While there is a lot to say on this topic, here are three top issues and themes worth considering – ideas that I believe simultaneously advance and disrupt our understanding of diaspora philanthropy:

Immigrants are major actors in the story of Canada
Canada has looked to immigration to satisfy its economic and global trade aspirations from the first moment Europeans set foot on these lands. Successive waves of mass migration over the last 170 years have made Canada one of the most diverse countries in the world – and have created an idyllic story of democracy and tolerance.

For immigrant philanthropists, this provides new opportunities to take a seat at power tables predominantly occupied by elite, white donors.

From a sociological perspective, diaspora philanthropy supports the re-casting of the immigrant from beneficiary to benefactor, and supports a broader narrative about Canada as a land of great opportunity.

Charitable giving is an imported value
Varying experiences with charities back home can sometimes translate into perceptions of suspicion about giving within the local setting. As a result, donor managers and NGO leaders need to be aware of the historical and cultural contexts that influence these perceptions.

Immigrant philanthropists have played a critical role in advancing international and transnational partnerships.

Moreover, North American charities are notorious for speeding up their cultivation work with this demographic in order to secure a ‘quick win’.

Fundraisers must remain focused on building genuine and trusting relationships first – not on the transformative financial return.

While this sentiment is the bedrock of all major gift fundraising, the immigrant philanthropists I studied repeatedly expressed an emphatic and acute disdain for what I call ‘drive-by fundraising’.

High net worth diaspora donors are making local NGOs more global
Immigrant philanthropists have played a critical role in advancing international and transnational partnerships. They are supporting ‘back home’ by making multi-million dollar commitments for programmes that have an impact both here and there.

Canada’s growing diaspora population is leading the way in shaping an emerging and distinct global philanthropic movement.

This phenomenon is readily observed in Canadian hospital and university fundraising shops where several immigrant philanthropists have recently made significant, transformative mega-gifts to support international student exchanges and scholarships, health research and clinical trials, and other long-term projects that propel and cement cross-border collaboration.

While these findings could be applied to other immigrant-receiving countries, Canada’s growing diaspora population is leading the way in shaping an emerging and distinct global philanthropic movement.
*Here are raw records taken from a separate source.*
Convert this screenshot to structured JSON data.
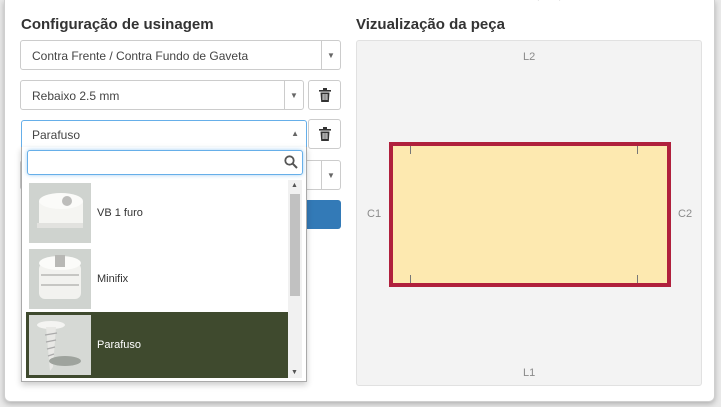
{
  "config": {
    "title": "Configuração de usinagem",
    "select1": {
      "value": "Contra Frente / Contra Fundo de Gaveta"
    },
    "select2": {
      "value": "Rebaixo 2.5 mm"
    },
    "select3": {
      "value": "Parafuso"
    }
  },
  "dropdown": {
    "search_value": "",
    "options": [
      {
        "label": "VB 1 furo",
        "selected": false
      },
      {
        "label": "Minifix",
        "selected": false
      },
      {
        "label": "Parafuso",
        "selected": true
      }
    ]
  },
  "preview": {
    "title": "Vizualização da peça",
    "edges": {
      "top": "L2",
      "bottom": "L1",
      "left": "C1",
      "right": "C2"
    }
  },
  "colors": {
    "piece_fill": "#fde9b0",
    "piece_border": "#b0203c",
    "selected_option": "#3f4a2e",
    "primary_button": "#337ab7"
  },
  "icons": [
    "chevron-down-icon",
    "chevron-up-icon",
    "trash-icon",
    "search-icon"
  ]
}
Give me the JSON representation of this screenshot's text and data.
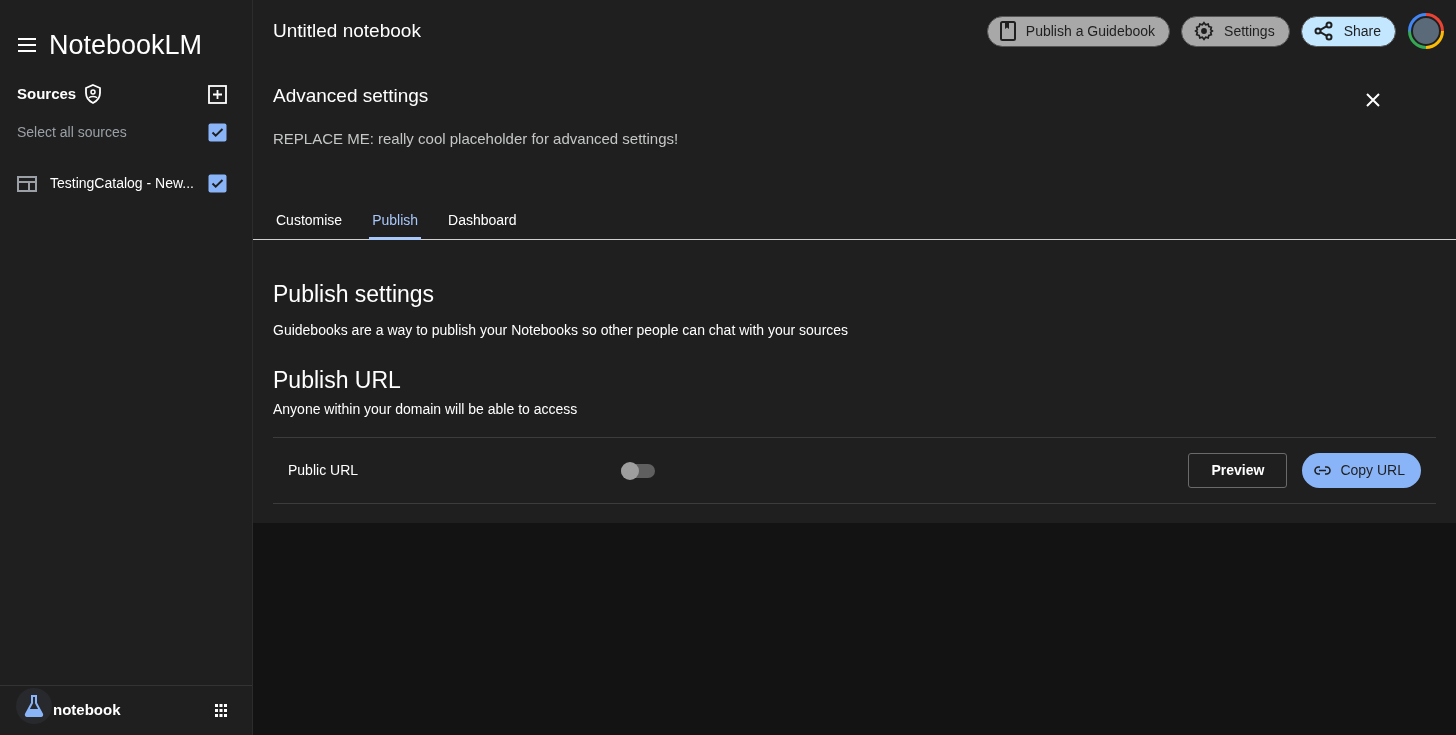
{
  "app": {
    "title": "NotebookLM"
  },
  "sources": {
    "heading": "Sources",
    "select_all": {
      "label": "Select all sources",
      "checked": true
    },
    "items": [
      {
        "title": "TestingCatalog - New...",
        "checked": true
      }
    ]
  },
  "footer": {
    "label": "notebook"
  },
  "header": {
    "title": "Untitled notebook",
    "buttons": [
      {
        "label": "Publish a Guidebook",
        "kind": "guidebook"
      },
      {
        "label": "Settings",
        "kind": "settings"
      },
      {
        "label": "Share",
        "kind": "share"
      }
    ]
  },
  "panel": {
    "title": "Advanced settings",
    "description": "REPLACE ME: really cool placeholder for advanced settings!"
  },
  "tabs": [
    {
      "label": "Customise",
      "selected": false
    },
    {
      "label": "Publish",
      "selected": true
    },
    {
      "label": "Dashboard",
      "selected": false
    }
  ],
  "publish_settings": {
    "title": "Publish settings",
    "description": "Guidebooks are a way to publish your Notebooks so other people can chat with your sources"
  },
  "publish_url": {
    "title": "Publish URL",
    "description": "Anyone within your domain will be able to access",
    "row": {
      "label": "Public URL",
      "on": false,
      "buttons": [
        {
          "label": "Preview",
          "kind": "outlined"
        },
        {
          "label": "Copy URL",
          "kind": "filled"
        }
      ]
    }
  }
}
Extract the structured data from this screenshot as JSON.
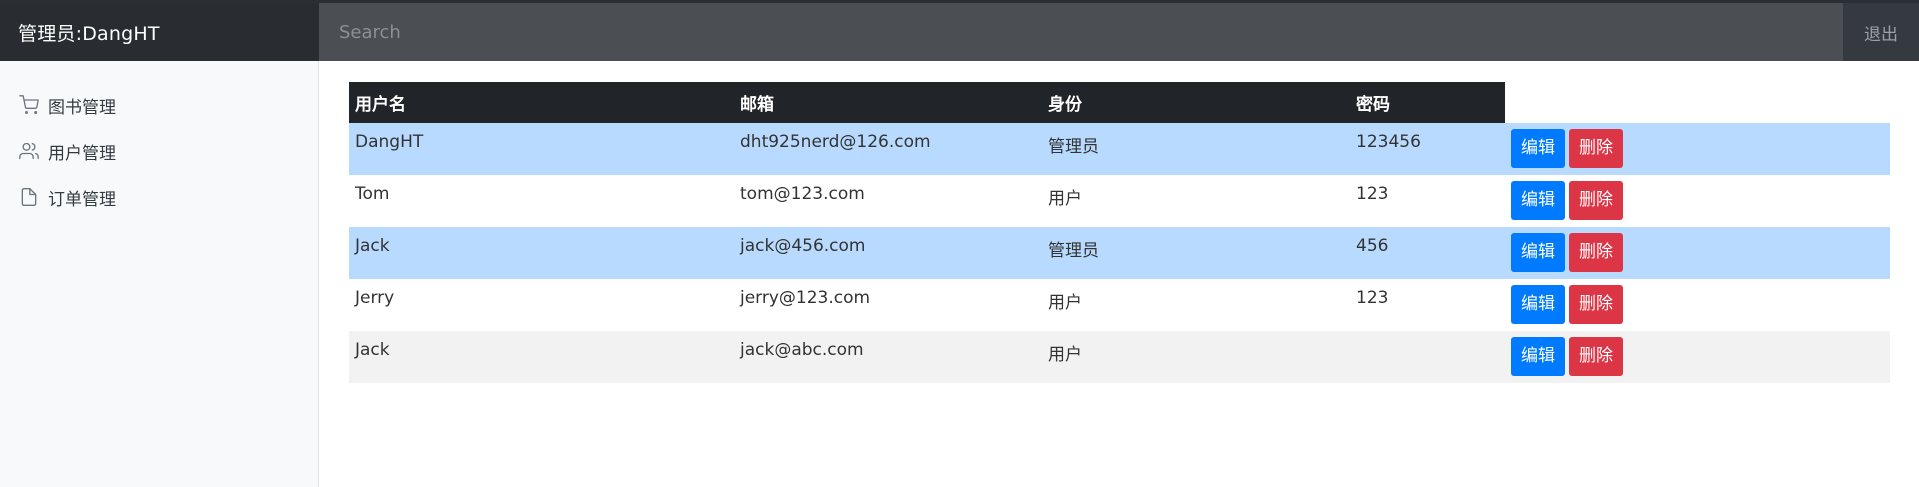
{
  "header": {
    "brand": "管理员:DangHT",
    "search_placeholder": "Search",
    "logout": "退出"
  },
  "sidebar": {
    "items": [
      {
        "label": "图书管理",
        "icon": "cart-icon"
      },
      {
        "label": "用户管理",
        "icon": "users-icon"
      },
      {
        "label": "订单管理",
        "icon": "file-icon"
      }
    ]
  },
  "table": {
    "columns": [
      "用户名",
      "邮箱",
      "身份",
      "密码"
    ],
    "edit_label": "编辑",
    "delete_label": "删除",
    "rows": [
      {
        "username": "DangHT",
        "email": "dht925nerd@126.com",
        "role": "管理员",
        "password": "123456",
        "highlight": "blue"
      },
      {
        "username": "Tom",
        "email": "tom@123.com",
        "role": "用户",
        "password": "123",
        "highlight": "white"
      },
      {
        "username": "Jack",
        "email": "jack@456.com",
        "role": "管理员",
        "password": "456",
        "highlight": "blue"
      },
      {
        "username": "Jerry",
        "email": "jerry@123.com",
        "role": "用户",
        "password": "123",
        "highlight": "white"
      },
      {
        "username": "Jack",
        "email": "jack@abc.com",
        "role": "用户",
        "password": "",
        "highlight": "gray"
      }
    ]
  },
  "colors": {
    "navbar": "#343a40",
    "brand_bg": "#292d31",
    "row_highlight": "#b8daff",
    "edit_button": "#007bff",
    "delete_button": "#dc3545"
  }
}
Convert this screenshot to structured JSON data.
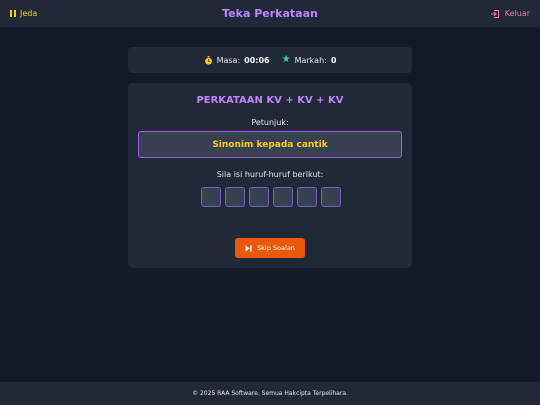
{
  "header": {
    "pause_label": "Jeda",
    "title": "Teka Perkataan",
    "exit_label": "Keluar"
  },
  "stats": {
    "time_label": "Masa:",
    "time_value": "00:06",
    "score_label": "Markah:",
    "score_value": "0"
  },
  "game": {
    "pattern": "PERKATAAN KV + KV + KV",
    "hint_label": "Petunjuk:",
    "hint_text": "Sinonim kepada cantik",
    "instruction": "Sila isi huruf-huruf berikut:",
    "letter_slots": [
      "",
      "",
      "",
      "",
      "",
      ""
    ],
    "skip_label": "Skip Soalan"
  },
  "footer": {
    "copyright": "© 2025 RAA Software. Semua Hakcipta Terpelihara."
  },
  "colors": {
    "background": "#121a2a",
    "panel": "#1f2937",
    "accent_purple": "#c084fc",
    "accent_yellow": "#facc15",
    "accent_pink": "#f472b6",
    "skip_orange": "#ea580c"
  }
}
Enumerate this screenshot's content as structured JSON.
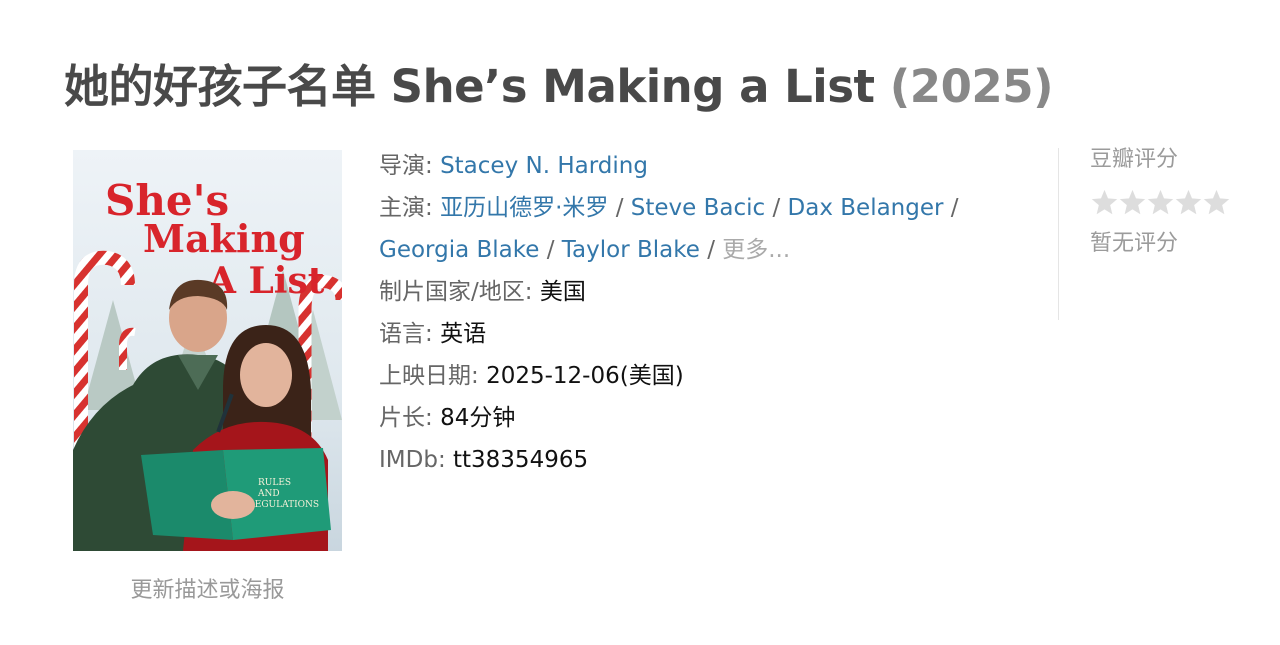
{
  "title": {
    "name": "她的好孩子名单 She’s Making a List",
    "year": "(2025)"
  },
  "poster": {
    "title_lines": [
      "She's",
      "Making",
      "A List"
    ],
    "book_text": [
      "RULES",
      "AND",
      "REGULATIONS"
    ],
    "update_link": "更新描述或海报"
  },
  "info": {
    "director_label": "导演",
    "director": "Stacey N. Harding",
    "cast_label": "主演",
    "cast": [
      "亚历山德罗·米罗",
      "Steve Bacic",
      "Dax Belanger",
      "Georgia Blake",
      "Taylor Blake"
    ],
    "cast_separator": "/",
    "more": "更多...",
    "country_label": "制片国家/地区",
    "country": "美国",
    "language_label": "语言",
    "language": "英语",
    "release_label": "上映日期",
    "release": "2025-12-06(美国)",
    "runtime_label": "片长",
    "runtime": "84分钟",
    "imdb_label": "IMDb",
    "imdb": "tt38354965",
    "colon": ":"
  },
  "rating": {
    "label": "豆瓣评分",
    "value": "暂无评分",
    "stars_filled": 0,
    "stars_total": 5,
    "star_color": "#dddddd"
  },
  "colors": {
    "link": "#3377aa",
    "title": "#494949",
    "year": "#888888",
    "label": "#666666"
  }
}
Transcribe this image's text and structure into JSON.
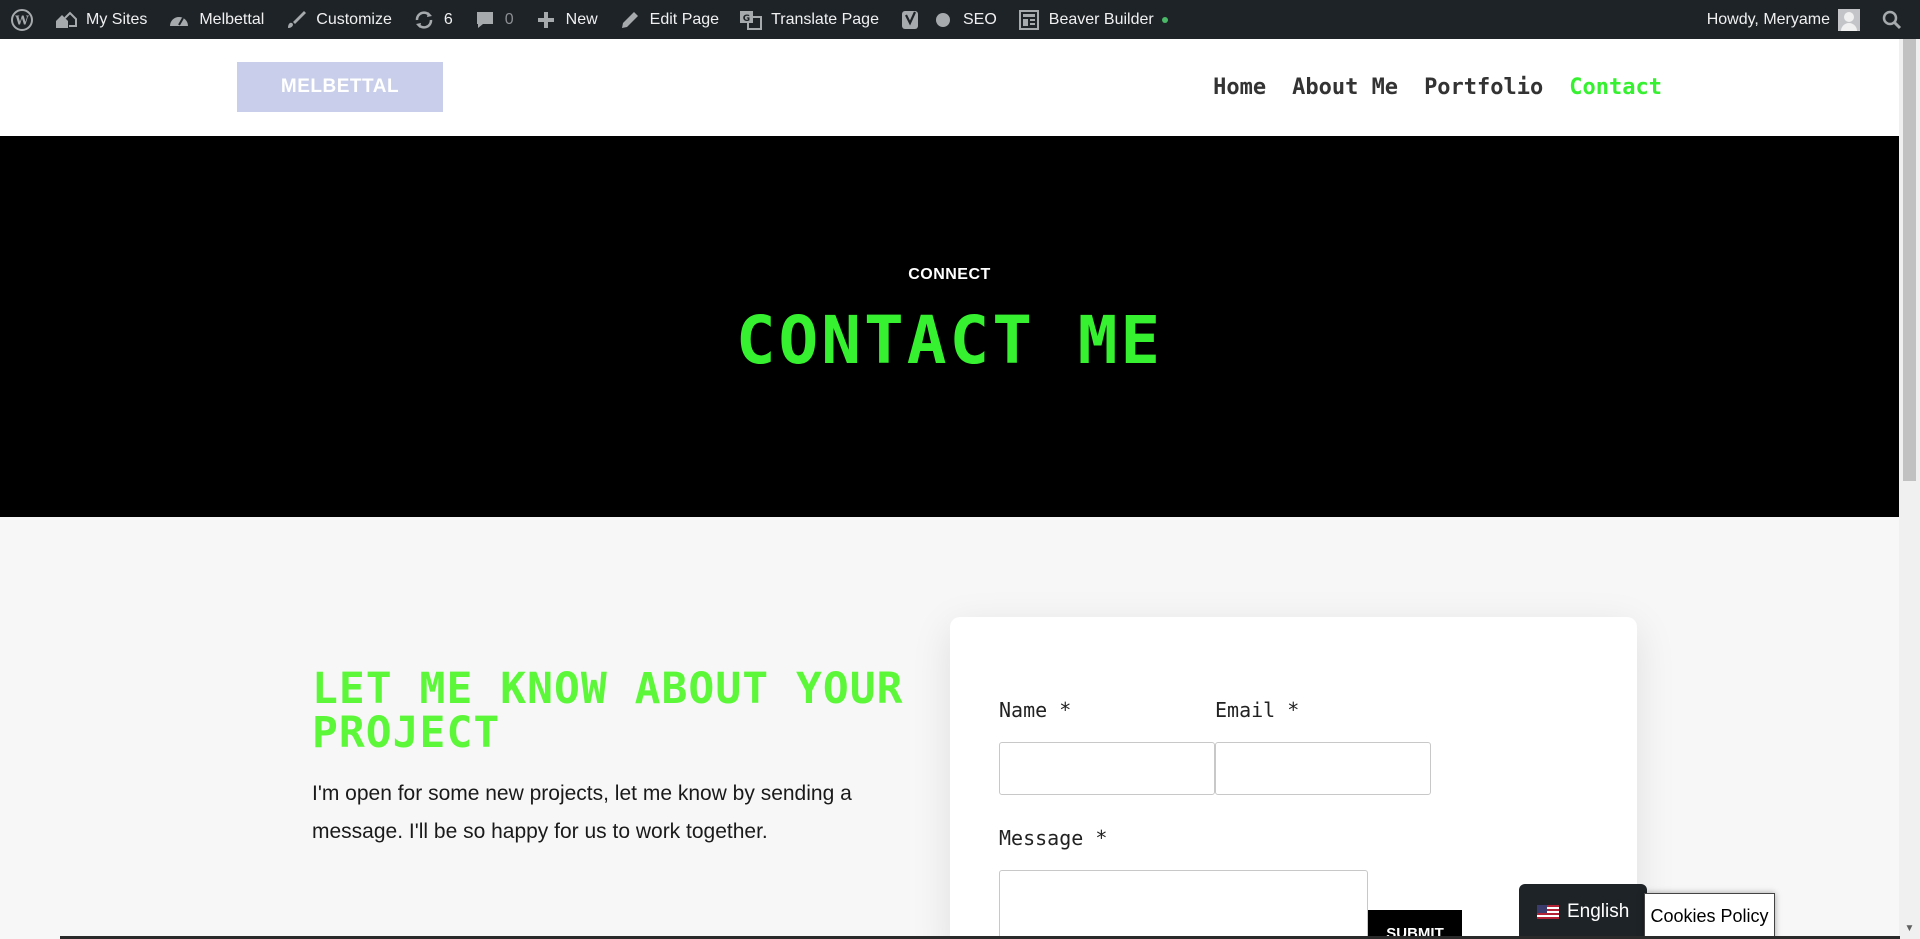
{
  "admin_bar": {
    "my_sites": "My Sites",
    "site_name": "Melbettal",
    "customize": "Customize",
    "updates_count": "6",
    "comments_count": "0",
    "new": "New",
    "edit_page": "Edit Page",
    "translate_page": "Translate Page",
    "seo": "SEO",
    "beaver_builder": "Beaver Builder",
    "howdy": "Howdy, Meryame"
  },
  "header": {
    "logo_text": "MELBETTAL",
    "nav": [
      {
        "label": "Home",
        "active": false
      },
      {
        "label": "About Me",
        "active": false
      },
      {
        "label": "Portfolio",
        "active": false
      },
      {
        "label": "Contact",
        "active": true
      }
    ]
  },
  "hero": {
    "kicker": "CONNECT",
    "title": "CONTACT ME"
  },
  "content": {
    "heading": "LET ME KNOW ABOUT YOUR PROJECT",
    "paragraph": "I'm open for some new projects, let me know by sending a message. I'll be so happy for us to work together."
  },
  "form": {
    "name_label": "Name *",
    "email_label": "Email *",
    "message_label": "Message *",
    "submit_label": "SUBMIT"
  },
  "language_switcher": {
    "label": "English"
  },
  "cookies": {
    "label": "Cookies Policy"
  },
  "colors": {
    "accent_green": "#35f12f",
    "admin_bar_bg": "#1d2327",
    "logo_bg": "#c9cfea"
  }
}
In doing so, it is not only challenging domestic fundraising best practice but also the work charities take up every day.

Krishan Mehta is a fundraiser at Ryerson University and president of the Association of Fundraising Professionals Greater Toronto Chapter.

Email krishan@ryerson.ca


Comments (0)

Leave a Reply

Your email address will not be published.



 
Next Special feature to read

Giving as whole beings, not as living ATMs

Solomé Lemma